Frontiers in Bioscience-Landmark (FBL) is published by IMR Press from Volume 26 Issue 5 (2021). Previous articles were published by another publisher on a subscription basis, and they are hosted by IMR Press on imrpress.com as a courtesy and upon agreement with Frontiers in Bioscience.
Academic Editor: David Hui

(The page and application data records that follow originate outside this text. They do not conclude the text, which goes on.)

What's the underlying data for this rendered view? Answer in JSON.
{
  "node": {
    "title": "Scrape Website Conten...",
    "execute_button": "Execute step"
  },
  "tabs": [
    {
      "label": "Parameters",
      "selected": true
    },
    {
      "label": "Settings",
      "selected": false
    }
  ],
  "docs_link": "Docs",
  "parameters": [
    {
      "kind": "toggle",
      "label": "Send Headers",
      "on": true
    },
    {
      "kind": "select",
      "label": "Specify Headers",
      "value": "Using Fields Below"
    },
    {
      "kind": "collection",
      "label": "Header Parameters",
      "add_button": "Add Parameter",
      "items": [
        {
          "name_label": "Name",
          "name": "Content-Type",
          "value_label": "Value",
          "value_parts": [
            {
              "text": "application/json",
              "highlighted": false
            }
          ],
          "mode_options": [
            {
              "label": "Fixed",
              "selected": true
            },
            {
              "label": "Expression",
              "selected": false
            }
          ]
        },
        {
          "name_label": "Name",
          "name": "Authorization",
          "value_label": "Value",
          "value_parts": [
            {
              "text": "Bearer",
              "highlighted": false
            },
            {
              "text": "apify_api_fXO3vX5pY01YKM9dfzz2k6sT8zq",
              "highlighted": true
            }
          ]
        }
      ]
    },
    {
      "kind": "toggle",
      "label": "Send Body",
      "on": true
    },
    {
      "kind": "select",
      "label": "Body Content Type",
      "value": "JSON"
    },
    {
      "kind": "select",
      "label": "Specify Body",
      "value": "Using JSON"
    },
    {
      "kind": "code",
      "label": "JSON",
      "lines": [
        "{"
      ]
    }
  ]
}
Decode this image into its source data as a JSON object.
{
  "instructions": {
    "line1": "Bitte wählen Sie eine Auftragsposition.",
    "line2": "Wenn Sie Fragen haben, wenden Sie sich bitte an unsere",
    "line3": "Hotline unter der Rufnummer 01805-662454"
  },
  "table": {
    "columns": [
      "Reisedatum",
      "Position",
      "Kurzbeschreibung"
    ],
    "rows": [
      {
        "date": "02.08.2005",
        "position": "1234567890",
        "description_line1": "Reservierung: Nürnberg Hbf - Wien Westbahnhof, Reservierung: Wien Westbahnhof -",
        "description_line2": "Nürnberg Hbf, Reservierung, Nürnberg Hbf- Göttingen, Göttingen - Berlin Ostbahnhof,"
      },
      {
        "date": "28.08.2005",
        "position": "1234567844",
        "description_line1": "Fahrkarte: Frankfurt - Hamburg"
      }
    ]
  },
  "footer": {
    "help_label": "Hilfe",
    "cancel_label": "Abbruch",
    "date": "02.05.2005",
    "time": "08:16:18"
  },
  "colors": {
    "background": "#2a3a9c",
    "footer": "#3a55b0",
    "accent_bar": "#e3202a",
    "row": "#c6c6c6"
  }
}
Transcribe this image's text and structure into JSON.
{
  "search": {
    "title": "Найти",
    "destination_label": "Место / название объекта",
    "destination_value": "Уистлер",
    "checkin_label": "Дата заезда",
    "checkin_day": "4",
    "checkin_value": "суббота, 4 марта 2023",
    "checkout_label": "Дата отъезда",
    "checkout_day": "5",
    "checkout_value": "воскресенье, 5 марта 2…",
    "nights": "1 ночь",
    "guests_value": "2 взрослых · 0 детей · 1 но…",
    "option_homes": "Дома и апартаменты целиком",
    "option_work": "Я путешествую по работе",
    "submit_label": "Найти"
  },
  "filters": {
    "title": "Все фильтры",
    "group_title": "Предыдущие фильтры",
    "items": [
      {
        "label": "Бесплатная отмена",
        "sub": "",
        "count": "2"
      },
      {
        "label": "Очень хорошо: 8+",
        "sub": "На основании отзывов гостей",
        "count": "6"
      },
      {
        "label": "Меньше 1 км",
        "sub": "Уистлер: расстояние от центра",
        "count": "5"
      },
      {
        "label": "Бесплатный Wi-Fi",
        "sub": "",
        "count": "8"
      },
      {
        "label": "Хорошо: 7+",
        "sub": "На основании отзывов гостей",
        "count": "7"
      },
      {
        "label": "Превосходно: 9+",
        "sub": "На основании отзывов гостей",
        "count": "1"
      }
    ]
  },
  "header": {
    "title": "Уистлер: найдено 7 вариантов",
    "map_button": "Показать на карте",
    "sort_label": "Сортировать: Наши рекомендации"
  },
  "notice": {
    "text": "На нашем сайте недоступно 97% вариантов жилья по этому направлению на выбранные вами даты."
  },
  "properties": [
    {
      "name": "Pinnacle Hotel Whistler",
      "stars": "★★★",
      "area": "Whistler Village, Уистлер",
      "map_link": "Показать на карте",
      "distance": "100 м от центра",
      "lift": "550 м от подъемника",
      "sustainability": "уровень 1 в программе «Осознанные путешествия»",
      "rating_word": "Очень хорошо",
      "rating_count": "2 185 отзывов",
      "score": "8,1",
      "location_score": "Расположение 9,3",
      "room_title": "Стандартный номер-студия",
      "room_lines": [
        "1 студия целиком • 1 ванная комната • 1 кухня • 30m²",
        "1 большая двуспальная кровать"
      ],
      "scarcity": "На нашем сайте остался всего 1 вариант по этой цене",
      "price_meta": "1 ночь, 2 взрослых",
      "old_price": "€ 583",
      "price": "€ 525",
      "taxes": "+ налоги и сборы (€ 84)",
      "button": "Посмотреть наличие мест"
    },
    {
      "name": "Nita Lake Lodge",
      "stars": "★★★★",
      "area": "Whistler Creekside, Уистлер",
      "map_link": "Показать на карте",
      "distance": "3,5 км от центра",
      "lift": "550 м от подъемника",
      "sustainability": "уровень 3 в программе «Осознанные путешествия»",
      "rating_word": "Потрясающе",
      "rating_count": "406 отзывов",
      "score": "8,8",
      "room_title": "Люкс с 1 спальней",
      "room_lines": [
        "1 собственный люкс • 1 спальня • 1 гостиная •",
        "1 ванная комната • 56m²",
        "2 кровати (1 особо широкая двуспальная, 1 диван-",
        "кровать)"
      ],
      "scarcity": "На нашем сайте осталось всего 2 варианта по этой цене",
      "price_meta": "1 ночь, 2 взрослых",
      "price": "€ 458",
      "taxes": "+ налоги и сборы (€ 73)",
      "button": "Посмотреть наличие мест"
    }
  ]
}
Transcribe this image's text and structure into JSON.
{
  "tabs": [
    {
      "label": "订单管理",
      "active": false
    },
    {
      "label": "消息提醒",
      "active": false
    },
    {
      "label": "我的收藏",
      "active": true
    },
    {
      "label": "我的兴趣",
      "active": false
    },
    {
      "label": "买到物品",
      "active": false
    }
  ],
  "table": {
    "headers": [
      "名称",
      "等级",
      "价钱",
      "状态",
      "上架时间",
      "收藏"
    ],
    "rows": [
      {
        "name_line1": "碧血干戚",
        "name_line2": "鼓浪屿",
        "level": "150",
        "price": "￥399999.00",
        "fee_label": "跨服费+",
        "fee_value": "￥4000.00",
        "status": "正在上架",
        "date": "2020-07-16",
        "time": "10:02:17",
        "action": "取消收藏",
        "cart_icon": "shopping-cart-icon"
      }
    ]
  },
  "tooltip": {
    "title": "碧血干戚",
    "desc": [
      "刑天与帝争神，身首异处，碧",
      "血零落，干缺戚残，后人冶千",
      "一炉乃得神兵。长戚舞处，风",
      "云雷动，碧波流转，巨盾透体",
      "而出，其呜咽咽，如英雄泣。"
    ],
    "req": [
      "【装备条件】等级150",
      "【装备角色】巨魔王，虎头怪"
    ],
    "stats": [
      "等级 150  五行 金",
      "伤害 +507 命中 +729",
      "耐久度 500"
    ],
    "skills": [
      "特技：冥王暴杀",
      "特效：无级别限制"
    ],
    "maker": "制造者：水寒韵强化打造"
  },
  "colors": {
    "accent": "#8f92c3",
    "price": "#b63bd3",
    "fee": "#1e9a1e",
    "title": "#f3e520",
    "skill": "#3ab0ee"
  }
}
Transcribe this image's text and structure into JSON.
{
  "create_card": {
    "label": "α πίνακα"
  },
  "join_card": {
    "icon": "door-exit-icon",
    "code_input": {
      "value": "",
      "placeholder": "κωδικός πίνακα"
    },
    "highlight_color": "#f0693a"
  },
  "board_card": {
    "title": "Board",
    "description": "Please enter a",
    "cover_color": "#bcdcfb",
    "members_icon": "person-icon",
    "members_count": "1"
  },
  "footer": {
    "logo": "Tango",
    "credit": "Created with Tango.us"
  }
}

The fetus grows at a rate unparalleled by that during any other stage of life. To maintain its rapid growth rate, the fetus requires a significant amount of cholesterol and fatty acids. For structural purposes alone, the fetus requires 1.5 mg of cholesterol per gram of tissue, not including the brain. Cholesterol is also required as a precursor for various steroidogenic hormones that are critical to normal development, such as estrogen, and for metabolic regulators, such as oxysterols. More recently, it was found that cholesterol is necessary for the activation of Sonic hedgehog (Shh) (1), an organizer involved in early spatial patterning of the forebrain (2). Fatty acids are needed as structural components of tissues, as a source of energy, and if metabolic regulation in the fetus is similar to that in the adult, as activators of transcription factors. The fetus, as in any tissue, acquires its cholesterol and fatty acids from two different sources, endogenous and exogenous.